EXERCISE AIM: Search the material below for the word "nFUSE" and copy every line in which it occurs.

EXTRACTED MATERIAL:
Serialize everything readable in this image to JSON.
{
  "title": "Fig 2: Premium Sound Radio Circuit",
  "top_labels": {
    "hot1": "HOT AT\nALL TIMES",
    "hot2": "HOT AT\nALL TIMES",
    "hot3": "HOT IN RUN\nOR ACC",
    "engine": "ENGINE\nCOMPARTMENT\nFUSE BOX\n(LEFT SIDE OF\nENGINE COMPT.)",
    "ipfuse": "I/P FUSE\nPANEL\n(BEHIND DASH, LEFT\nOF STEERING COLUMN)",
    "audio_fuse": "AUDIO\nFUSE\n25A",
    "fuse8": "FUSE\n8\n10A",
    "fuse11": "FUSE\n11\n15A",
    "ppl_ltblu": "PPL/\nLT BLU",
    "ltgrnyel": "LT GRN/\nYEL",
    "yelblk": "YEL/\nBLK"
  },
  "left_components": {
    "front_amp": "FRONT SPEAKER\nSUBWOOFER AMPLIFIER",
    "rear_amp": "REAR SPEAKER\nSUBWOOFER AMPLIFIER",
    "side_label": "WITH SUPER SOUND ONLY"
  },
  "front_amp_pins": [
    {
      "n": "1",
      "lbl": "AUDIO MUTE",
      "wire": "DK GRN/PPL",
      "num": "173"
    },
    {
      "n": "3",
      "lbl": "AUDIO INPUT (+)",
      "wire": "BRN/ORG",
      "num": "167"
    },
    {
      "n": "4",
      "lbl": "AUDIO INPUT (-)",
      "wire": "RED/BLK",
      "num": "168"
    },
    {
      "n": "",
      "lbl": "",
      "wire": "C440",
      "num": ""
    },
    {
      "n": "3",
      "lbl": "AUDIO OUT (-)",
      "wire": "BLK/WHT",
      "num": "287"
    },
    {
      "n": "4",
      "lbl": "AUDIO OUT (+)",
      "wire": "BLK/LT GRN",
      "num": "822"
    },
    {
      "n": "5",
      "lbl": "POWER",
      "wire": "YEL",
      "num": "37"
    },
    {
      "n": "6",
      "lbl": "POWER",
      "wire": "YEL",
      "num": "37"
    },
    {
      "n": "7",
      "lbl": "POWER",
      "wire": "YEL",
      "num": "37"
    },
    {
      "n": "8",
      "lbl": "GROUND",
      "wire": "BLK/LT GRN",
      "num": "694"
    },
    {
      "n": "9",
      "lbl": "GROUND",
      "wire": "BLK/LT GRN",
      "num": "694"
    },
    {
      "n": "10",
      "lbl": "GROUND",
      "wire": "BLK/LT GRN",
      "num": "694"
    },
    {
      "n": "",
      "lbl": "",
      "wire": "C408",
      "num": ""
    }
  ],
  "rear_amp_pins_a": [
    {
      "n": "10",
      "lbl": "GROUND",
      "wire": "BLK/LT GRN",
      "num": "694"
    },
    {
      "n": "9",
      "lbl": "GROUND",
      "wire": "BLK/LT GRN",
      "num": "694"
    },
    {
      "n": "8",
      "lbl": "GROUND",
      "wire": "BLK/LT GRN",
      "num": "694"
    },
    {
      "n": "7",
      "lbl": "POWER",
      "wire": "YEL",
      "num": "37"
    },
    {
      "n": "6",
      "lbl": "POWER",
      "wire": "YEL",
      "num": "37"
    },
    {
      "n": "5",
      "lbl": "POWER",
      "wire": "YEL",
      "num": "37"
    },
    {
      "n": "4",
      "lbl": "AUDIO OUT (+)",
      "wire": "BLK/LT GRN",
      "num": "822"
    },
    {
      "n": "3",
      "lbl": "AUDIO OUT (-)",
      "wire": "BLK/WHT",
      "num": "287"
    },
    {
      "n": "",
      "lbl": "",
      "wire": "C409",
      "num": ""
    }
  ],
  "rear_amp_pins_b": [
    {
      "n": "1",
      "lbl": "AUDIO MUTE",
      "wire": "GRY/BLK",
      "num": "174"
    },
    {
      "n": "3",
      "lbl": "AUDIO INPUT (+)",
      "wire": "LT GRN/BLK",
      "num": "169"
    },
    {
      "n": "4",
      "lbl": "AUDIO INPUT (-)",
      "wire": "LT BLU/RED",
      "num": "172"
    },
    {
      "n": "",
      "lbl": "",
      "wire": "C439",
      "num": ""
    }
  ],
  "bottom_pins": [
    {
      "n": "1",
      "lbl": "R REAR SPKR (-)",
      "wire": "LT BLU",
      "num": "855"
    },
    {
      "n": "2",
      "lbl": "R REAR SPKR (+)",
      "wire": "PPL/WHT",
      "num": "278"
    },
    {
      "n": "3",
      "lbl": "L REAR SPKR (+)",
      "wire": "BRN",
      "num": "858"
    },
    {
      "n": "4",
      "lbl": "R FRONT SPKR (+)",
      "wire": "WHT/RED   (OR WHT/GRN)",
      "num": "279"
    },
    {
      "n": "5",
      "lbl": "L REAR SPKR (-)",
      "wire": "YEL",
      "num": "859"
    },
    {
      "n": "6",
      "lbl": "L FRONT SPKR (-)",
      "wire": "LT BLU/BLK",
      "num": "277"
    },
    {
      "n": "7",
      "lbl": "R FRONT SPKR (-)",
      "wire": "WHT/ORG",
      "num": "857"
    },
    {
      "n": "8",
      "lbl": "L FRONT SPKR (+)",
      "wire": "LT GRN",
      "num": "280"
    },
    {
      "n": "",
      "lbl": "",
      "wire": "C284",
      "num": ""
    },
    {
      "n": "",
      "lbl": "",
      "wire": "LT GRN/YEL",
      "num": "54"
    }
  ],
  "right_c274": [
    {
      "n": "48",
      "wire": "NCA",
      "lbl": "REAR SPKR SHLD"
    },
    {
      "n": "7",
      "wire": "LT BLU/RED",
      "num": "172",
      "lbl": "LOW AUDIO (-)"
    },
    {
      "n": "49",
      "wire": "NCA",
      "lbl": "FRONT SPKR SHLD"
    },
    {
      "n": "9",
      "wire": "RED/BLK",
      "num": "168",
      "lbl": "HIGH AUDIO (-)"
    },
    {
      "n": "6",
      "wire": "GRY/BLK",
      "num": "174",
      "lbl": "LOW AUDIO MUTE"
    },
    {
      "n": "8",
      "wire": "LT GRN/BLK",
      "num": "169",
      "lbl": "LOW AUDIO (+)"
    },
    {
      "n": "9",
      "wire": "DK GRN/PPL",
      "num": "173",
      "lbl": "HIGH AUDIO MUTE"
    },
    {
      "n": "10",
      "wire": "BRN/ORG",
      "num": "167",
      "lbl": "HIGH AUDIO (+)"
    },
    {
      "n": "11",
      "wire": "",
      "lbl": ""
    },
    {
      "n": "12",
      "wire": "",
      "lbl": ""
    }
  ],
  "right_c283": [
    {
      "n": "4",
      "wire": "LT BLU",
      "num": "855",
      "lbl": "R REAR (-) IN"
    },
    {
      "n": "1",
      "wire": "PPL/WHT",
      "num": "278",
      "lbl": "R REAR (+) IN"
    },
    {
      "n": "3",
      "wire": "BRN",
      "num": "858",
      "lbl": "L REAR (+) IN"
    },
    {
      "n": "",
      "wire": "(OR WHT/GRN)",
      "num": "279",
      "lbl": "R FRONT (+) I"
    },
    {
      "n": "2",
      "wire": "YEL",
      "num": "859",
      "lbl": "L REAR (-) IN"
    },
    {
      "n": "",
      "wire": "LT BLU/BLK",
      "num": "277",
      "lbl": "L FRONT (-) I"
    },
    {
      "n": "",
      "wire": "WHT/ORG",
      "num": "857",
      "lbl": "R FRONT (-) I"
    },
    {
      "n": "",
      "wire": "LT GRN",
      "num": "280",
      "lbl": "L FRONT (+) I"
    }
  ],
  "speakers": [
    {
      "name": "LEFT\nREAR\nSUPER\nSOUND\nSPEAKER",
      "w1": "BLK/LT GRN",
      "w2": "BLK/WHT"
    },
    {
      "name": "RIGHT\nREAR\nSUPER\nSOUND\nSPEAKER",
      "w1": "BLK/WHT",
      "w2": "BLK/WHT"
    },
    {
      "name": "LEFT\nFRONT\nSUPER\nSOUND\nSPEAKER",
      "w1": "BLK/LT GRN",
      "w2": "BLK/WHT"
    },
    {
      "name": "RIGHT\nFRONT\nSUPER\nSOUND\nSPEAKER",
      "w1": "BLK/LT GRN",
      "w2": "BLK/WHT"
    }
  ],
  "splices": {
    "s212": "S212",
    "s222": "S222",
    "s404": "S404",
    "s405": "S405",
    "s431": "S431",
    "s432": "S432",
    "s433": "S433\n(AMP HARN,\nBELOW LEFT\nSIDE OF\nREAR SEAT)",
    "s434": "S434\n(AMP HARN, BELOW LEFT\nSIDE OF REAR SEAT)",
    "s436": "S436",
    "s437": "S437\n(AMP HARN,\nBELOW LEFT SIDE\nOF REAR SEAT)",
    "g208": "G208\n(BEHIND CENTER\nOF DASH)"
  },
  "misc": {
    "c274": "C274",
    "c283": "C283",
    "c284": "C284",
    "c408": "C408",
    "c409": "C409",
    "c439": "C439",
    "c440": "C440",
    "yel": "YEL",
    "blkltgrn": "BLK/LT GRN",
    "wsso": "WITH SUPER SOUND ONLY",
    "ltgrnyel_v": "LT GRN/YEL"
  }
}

ANSWER FOR THE TASK:
    "engine": "ENGINE\nCOMPARTMENT\nFUSE BOX\n(LEFT SIDE OF\nENGINE COMPT.)",
    "audio_fuse": "AUDIO\nFUSE\n25A",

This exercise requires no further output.